With the UK due to formally leave the European Union (EU) in less than six months, Brexit negotiations are reaching a nervous climax. Hopes remain that the UK government will secure a deal with the EU by the end of the year, but what impact are the Brexit talks having on the forex markets? How far could the pound fall if there is no deal reached? Would the pound be affected by a vote of no-confidence within the Conservative Party and Prime Minister Theresa May being replaced?
The latest #IGForexChat outlined the potential ramifications of Brexit negotiations on forex markets. IG’s Sara Walker interviewed two leading forex experts, chief economist Simon French and market analyst Nicholas Cawley, to help forex traders understand the implications of a hard or soft exit from the EU.
If you don’t have time to watch the entire interview, here are the main talking points as to whether forex traders should buy or sell sterling in the markets in the coming months:
What will happen to the pound if we reach 31st March 2019 without a Brexit deal?
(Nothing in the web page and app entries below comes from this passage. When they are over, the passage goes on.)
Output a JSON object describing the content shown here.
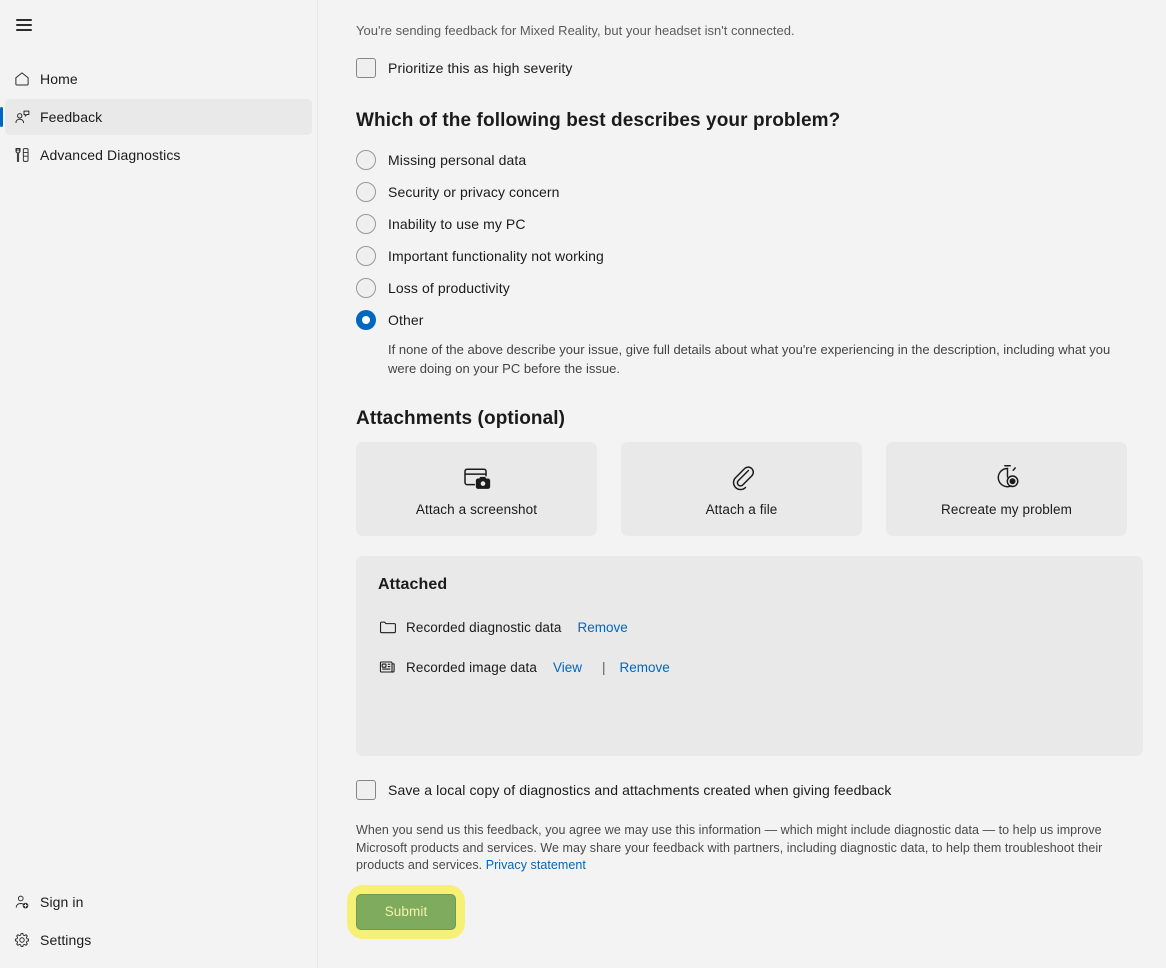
{
  "sidebar": {
    "menu_button": "menu-hamburger",
    "top_items": [
      {
        "label": "Home",
        "icon": "home-icon",
        "selected": false
      },
      {
        "label": "Feedback",
        "icon": "feedback-icon",
        "selected": true
      },
      {
        "label": "Advanced Diagnostics",
        "icon": "diagnostics-icon",
        "selected": false
      }
    ],
    "bottom_items": [
      {
        "label": "Sign in",
        "icon": "sign-in-icon"
      },
      {
        "label": "Settings",
        "icon": "gear-icon"
      }
    ]
  },
  "main": {
    "notice": "You're sending feedback for Mixed Reality, but your headset isn't connected.",
    "priority_checkbox": {
      "label": "Prioritize this as high severity",
      "checked": false
    },
    "problem_question": "Which of the following best describes your problem?",
    "problem_options": [
      {
        "label": "Missing personal data",
        "checked": false
      },
      {
        "label": "Security or privacy concern",
        "checked": false
      },
      {
        "label": "Inability to use my PC",
        "checked": false
      },
      {
        "label": "Important functionality not working",
        "checked": false
      },
      {
        "label": "Loss of productivity",
        "checked": false
      },
      {
        "label": "Other",
        "checked": true
      }
    ],
    "other_help": "If none of the above describe your issue, give full details about what you're experiencing in the description, including what you were doing on your PC before the issue.",
    "attachments_title": "Attachments (optional)",
    "attachment_cards": [
      {
        "label": "Attach a screenshot",
        "icon": "screenshot-camera-icon"
      },
      {
        "label": "Attach a file",
        "icon": "paperclip-icon"
      },
      {
        "label": "Recreate my problem",
        "icon": "stopwatch-record-icon"
      }
    ],
    "attached": {
      "title": "Attached",
      "items": [
        {
          "name": "Recorded diagnostic data",
          "icon": "folder-icon",
          "view_label": null,
          "remove_label": "Remove"
        },
        {
          "name": "Recorded image data",
          "icon": "image-data-icon",
          "view_label": "View",
          "separator": "|",
          "remove_label": "Remove"
        }
      ]
    },
    "save_copy_checkbox": {
      "label": "Save a local copy of diagnostics and attachments created when giving feedback",
      "checked": false
    },
    "legal_text": "When you send us this feedback, you agree we may use this information — which might include diagnostic data — to help us improve Microsoft products and services. We may share your feedback with partners, including diagnostic data, to help them troubleshoot their products and services. ",
    "privacy_link": "Privacy statement",
    "submit_label": "Submit"
  },
  "colors": {
    "accent": "#0067c0",
    "link": "#0067c0",
    "page_background": "#f3f3f3",
    "panel_background": "#e9e9e9",
    "submit_button": "#7fab5f",
    "submit_highlight": "#f7f077",
    "submit_text": "#f4f3a8"
  }
}
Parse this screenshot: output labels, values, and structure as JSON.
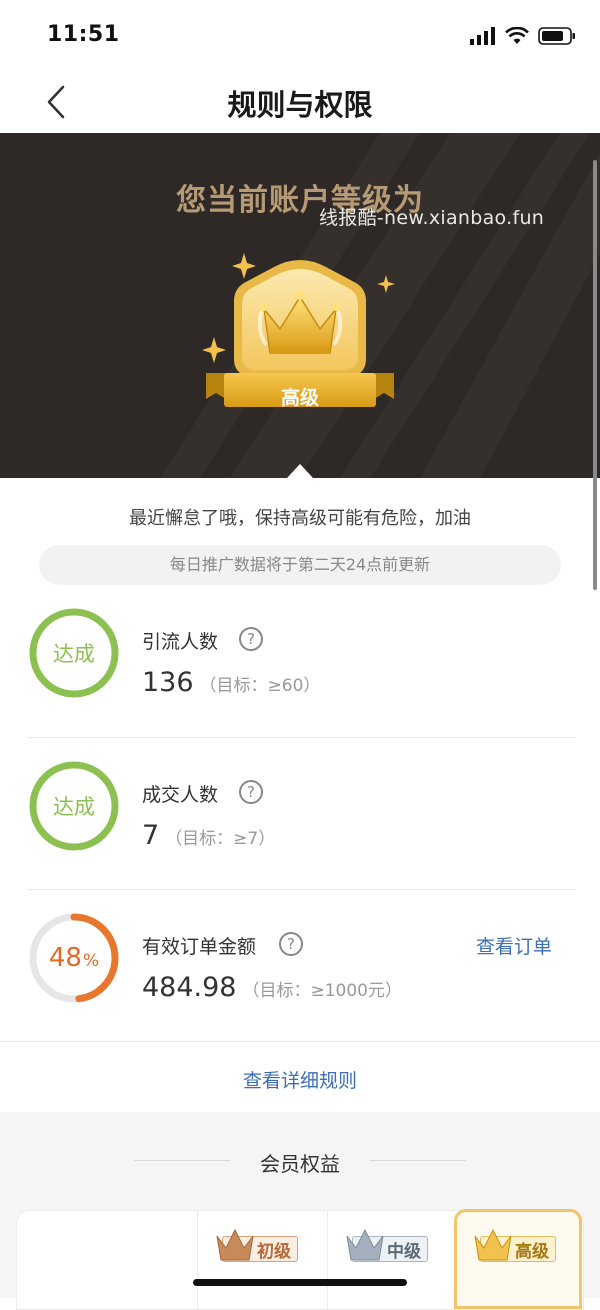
{
  "status_bar": {
    "time": "11:51"
  },
  "nav": {
    "title": "规则与权限"
  },
  "hero": {
    "title": "您当前账户等级为",
    "watermark": "线报酷-new.xianbao.fun",
    "level_badge": "高级",
    "colors": {
      "background": "#2e2926",
      "title": "#b59a74",
      "gold": "#f2c14e"
    }
  },
  "notice": {
    "warning": "最近懈怠了哦，保持高级可能有危险，加油",
    "update_info": "每日推广数据将于第二天24点前更新"
  },
  "metrics": [
    {
      "name": "引流人数",
      "status": "达成",
      "value": "136",
      "target": "（目标：≥60）",
      "progress": 1.0
    },
    {
      "name": "成交人数",
      "status": "达成",
      "value": "7",
      "target": "（目标：≥7）",
      "progress": 1.0
    },
    {
      "name": "有效订单金额",
      "status": "48",
      "status_unit": "%",
      "value": "484.98",
      "target": "（目标：≥1000元）",
      "progress": 0.48,
      "action": "查看订单"
    }
  ],
  "detail_link": "查看详细规则",
  "benefits": {
    "title": "会员权益",
    "tiers": [
      {
        "label": "初级",
        "color": "#c98a5a"
      },
      {
        "label": "中级",
        "color": "#8a98a8"
      },
      {
        "label": "高级",
        "color": "#d9a62c"
      }
    ]
  },
  "icons": [
    "chevron-left-icon",
    "signal-icon",
    "wifi-icon",
    "battery-icon",
    "crown-icon",
    "sparkle-icon",
    "question-icon"
  ]
}
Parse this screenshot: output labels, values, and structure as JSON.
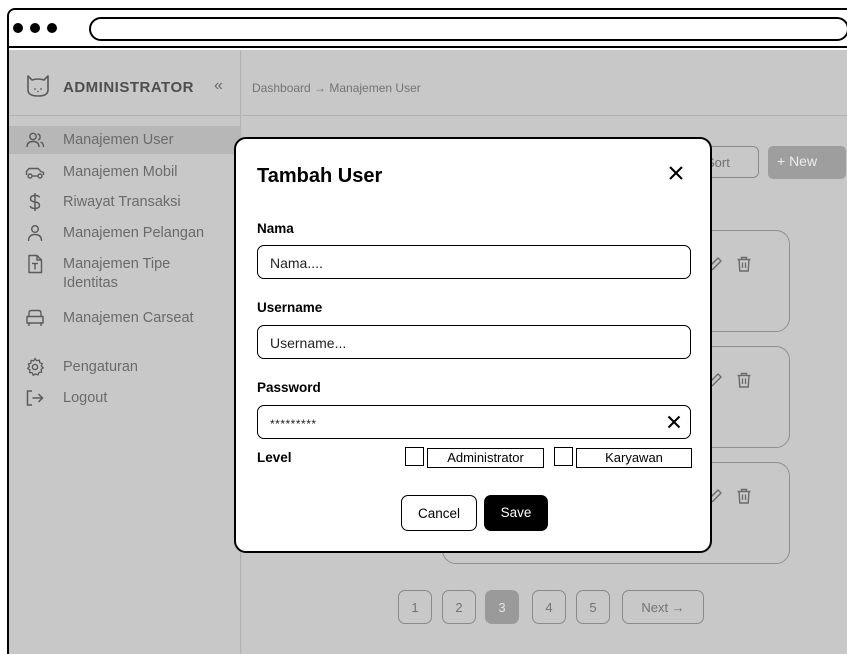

Nicholas Cawley insists that it is highly likely that the UK government will know if a Brexit deal can be reached by the end of the year. Cawley said there will undoubtedly be “clear signals” ahead of the EU’s December meeting as to whether a deal is achievable.
According to Simon French, the UK parliament will have an influential role if talks move into the New Year. French believes January will be a crucial month for parliament as the amendments within the UK’s withdrawal bill will need approval. If the majority of MPs cannot agree on the bill, they will have the right to propose a “meaningful vote”. French believes this vote could “ask the government to go back to the negotiating table” and attempt to “extend Article 50”.
French also believes it is unrealistic to expect the price of sterling to be priced on a hard Brexit “until midnight on March 29th”.
How far could the pound fall against USD and EUR in the event of no deal?
French pointed to historical analysis of previous peaks and troughs of sterling against the US dollar. The IMF bail-out of the UK in the 1970s and Lehman Brothers/Northern Rock in 2008 resulted in “20-25%” declines, leaving the pound in the “high teens” i.e. $1.17-$1.20 to the pound. French believes a hard Brexit is “no more material than those previous events” and, as such, the pound could experience a similar decline next March.
On the subject of whether the pound will end up in parity with the euro, Cawley was quick to dismiss those claims.
How will Brexit affect the pound during the transition period?
Cawley was quick to predict that, if an extension to the UK’s transition period after leaving the EU is agreed, “it will initially weaken sterling”. However, he suggested that an extension may prove useful to some business sectors that may need that time to “get their house in order”.
On the flip side, Simon French is “slightly more bullish” about the transition period. He believes the expected discussions about a free-trade agreement will eventually uncover “the materiality of what trade barriers will look like” between the UK and the EU. French noted that investment in UK assets and stocks is “waiting in the wings” to find out what those barriers will be. He believes that, once clarity is achieved in the “Treaty text”, it will be easier to price things correctly.
Will the pound be affected by the replacement of Prime Minister Theresa May?
On the subject of the value of the pound being influenced by the departure of Theresa May as Prime Minister, Nicholas Cawley believes sterling “would take it quite well” and that the price “wouldn’t go down”.
Cawley was quick to temper that by saying it would ultimately depend on the “favourite” candidates to replace her. He said that the prospect of Boris Johnson would be “hated” by many in the markets, yet a more “progressive” candidate such as Sajid Javid would be viewed more positively.
Are further interest rate hikes likely from the Bank of England?
Nicholas Cawley believes there is “no reason to push interest rates up at the moment”, despite inflation reaching 2.4% this year. Furthermore, Cawley finds it hard to believe that the Bank of England would dare consider raising interest rates in the event of a hard Brexit.
Both Cawley and Simon French expect little to happen on the subject of interest rates until May 2019, when the Bank of England “may start giving some signals” based on the first quarterly inflation report after the UK leaves the EU on 31st March.
Interestingly, French suggested that the Bank of England could yet consider a rate hike “as early as February” with the ECB’s rate policy seemingly rigid and President Trump reportedly wanting the Fed to “go at a slower rate”. French believes this would encourage investors to “buy into sterling”.
How close is the UK to finalising a deal with the EU? Only Theresa May and Michel Barnier truly know the answer to that. French noted that “the history of the EU negotiations” would suggest that the Brexit talks will inevitably “go down to the wire”. Whichever way the scales tip, the forex markets are sure to be a fascinating place to be in the coming months.